“I leave it up to my children.”Those were the last few words uttered by a business owner as he lay motionless in his deathbed, his body weakened due to the ravages of cancer. His voice was weak, defiantly struggling to express himself so everyone in the room can hear him say it. I could see in his eyes a feeling of helplessness, confusion and clearly profound sadness.
When it was my turn to say goodbye, I held his hand gently and whispered a prayer and gave assurances that I will continue to help the family with the transition. At that point, I knew death was near. He died the following day leaving behind a family business without any succession plan and an uncertain future for the close to a thousand employees. Every year I get to witness first hand heartbreakingly tragic news about death happening amongst friends and clients. It is a vicious cycle.
Let me be brutally honest and straightforward, when a business owner dies or becomes permanently disabled, the business itself may die or be permanently disabled on the same day – not because something wrong was done – but because nothing was done!
As the leader of an enterprise that you (or Angkong) built through grit and hard work, is your family business prepared for a major transition? Have you (and your siblings) discussed any transition? When leaders ignore the process of transitioning family, business and ownership, the impact on the enterprise when illness or death strikes can be so severe that it may cripple the business overnight.
And when death occurs, it will leave everybody broken, gasping for breath, barely surviving and being dragged under by the sheer responsibilities of the business and the family. There is no doubt that any business will be faced with some very difficult choices in the months and years to come so being prepared is critical.
As the acknowledged clan leader, this is not the time to bury your head in the sand and pray that challenges in your family business will magically work themselves out. Owners must anticipate these predictable events. They must think of the future of the family first and not be tied up with daily sales and operations all the time. In unfortunate events like this, businesses are liable to fall apart if proper planning and agreements are not in place.
Sadly, you are not alone though. In a research conducted by Excellence in Education Institute (ExCED) in collaboration with my consulting firm Wong + Bernstein Advisory, fewer than 30 percent of the founders have a succession plan in Asia. That is less than 3 out of 10 business owners!

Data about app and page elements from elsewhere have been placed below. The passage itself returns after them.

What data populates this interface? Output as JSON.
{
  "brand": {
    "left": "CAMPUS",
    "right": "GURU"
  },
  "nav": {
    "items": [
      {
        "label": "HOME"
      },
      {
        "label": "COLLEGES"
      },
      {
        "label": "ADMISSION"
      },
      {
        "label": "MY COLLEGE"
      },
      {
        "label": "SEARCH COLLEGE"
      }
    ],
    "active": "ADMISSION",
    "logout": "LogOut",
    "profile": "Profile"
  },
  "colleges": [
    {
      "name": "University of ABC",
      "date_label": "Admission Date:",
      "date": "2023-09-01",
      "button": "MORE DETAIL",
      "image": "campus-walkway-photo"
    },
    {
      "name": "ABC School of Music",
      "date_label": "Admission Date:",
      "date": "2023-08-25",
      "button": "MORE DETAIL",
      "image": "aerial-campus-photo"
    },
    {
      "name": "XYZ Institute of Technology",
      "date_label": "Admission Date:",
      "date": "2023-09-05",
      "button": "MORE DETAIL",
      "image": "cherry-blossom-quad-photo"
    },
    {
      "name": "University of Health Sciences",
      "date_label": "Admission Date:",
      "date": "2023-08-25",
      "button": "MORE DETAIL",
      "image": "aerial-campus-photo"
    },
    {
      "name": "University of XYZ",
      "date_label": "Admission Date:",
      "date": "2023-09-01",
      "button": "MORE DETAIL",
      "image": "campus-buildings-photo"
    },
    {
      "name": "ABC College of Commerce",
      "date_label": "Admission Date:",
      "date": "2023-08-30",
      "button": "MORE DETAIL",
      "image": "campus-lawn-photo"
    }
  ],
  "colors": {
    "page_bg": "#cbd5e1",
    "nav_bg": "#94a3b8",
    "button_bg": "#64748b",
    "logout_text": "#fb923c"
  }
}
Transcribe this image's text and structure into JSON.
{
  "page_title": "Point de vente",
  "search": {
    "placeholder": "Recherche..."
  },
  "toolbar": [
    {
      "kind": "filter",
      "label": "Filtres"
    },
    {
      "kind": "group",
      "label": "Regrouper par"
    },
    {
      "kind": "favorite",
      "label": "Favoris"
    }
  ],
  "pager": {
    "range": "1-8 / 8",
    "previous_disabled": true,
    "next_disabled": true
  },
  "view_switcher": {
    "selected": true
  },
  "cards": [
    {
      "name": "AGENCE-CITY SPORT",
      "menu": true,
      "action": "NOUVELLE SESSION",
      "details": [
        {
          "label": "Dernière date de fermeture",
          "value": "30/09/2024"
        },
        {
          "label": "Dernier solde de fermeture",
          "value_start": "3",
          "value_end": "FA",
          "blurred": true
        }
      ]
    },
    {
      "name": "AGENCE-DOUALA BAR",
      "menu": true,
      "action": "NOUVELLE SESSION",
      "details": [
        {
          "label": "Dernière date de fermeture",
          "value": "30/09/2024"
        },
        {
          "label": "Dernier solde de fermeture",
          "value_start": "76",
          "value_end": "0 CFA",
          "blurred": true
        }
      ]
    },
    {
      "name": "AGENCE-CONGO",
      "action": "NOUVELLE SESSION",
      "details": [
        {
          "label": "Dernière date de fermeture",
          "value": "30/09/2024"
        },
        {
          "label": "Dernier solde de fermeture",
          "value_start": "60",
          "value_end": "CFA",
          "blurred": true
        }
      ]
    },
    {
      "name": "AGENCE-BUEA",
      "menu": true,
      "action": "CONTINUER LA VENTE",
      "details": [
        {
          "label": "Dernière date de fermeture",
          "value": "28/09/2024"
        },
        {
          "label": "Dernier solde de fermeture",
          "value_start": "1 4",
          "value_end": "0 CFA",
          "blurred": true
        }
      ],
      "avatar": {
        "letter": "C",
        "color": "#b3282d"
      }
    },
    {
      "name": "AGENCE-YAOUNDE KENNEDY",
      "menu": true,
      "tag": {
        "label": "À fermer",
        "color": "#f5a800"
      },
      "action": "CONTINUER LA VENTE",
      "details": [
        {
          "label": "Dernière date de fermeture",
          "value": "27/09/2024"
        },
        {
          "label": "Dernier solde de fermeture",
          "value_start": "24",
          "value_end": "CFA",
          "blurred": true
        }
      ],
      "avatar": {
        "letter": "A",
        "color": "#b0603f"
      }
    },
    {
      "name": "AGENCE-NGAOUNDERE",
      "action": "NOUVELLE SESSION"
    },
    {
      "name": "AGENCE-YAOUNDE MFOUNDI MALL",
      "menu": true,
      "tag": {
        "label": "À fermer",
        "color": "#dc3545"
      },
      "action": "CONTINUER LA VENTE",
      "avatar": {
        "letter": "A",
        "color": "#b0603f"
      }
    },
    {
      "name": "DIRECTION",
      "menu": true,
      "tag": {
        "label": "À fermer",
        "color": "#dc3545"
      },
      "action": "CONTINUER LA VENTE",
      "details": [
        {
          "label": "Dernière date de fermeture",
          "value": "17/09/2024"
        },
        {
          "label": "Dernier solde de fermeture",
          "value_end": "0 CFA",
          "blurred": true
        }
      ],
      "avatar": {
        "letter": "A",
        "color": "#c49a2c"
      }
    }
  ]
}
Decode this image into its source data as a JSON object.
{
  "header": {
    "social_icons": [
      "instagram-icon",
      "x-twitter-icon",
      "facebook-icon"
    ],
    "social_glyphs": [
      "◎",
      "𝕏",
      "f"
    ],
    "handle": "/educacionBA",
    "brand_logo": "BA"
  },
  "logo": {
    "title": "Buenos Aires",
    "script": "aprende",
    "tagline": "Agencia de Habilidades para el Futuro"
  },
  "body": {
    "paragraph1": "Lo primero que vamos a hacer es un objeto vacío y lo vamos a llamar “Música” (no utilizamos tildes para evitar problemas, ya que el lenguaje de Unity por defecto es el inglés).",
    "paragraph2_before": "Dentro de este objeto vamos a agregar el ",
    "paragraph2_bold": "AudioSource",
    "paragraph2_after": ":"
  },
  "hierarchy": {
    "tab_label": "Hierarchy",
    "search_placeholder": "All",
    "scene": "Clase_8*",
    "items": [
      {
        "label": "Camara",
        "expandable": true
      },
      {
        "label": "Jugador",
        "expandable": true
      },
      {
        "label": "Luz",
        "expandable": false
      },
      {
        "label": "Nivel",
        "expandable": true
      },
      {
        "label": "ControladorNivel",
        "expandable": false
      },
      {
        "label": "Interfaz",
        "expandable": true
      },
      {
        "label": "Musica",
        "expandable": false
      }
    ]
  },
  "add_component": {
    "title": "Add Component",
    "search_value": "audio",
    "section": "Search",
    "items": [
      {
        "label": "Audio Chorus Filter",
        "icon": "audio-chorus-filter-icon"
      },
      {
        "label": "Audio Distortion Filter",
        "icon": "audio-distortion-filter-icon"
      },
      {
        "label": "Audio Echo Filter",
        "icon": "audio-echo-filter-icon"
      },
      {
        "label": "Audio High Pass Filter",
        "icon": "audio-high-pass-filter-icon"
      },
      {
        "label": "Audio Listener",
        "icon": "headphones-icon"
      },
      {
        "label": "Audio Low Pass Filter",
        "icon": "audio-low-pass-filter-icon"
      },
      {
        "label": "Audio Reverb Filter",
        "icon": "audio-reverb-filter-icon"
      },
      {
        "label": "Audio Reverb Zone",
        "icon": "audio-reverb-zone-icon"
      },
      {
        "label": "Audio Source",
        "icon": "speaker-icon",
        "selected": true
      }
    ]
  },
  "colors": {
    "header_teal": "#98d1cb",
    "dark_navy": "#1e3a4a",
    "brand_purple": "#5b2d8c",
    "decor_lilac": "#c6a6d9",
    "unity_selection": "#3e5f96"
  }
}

You can prevent losing all that you worked so hard by preparing for the transition now. Founders, second generation leaders, patriarchs or matriarchs always take the inevitability of death lightly until one day he or she discovers something that will forever change his or her perspective about life and living.
And then in a blink of an eye, the mortal faces death and reflects on the family and the business including the “what ifs” and the “what should have been done.” But in all likelihood, it will be too late.
Any death can disrupt a functioning family and can mercilessly cause the family business to jolt and veer off course. At worse, the lack of preparation and the entitlement of the family members can cause the family business to fall apart and disintegrate.
How then should family businesses deal with such a powerful emotional event?/WDJ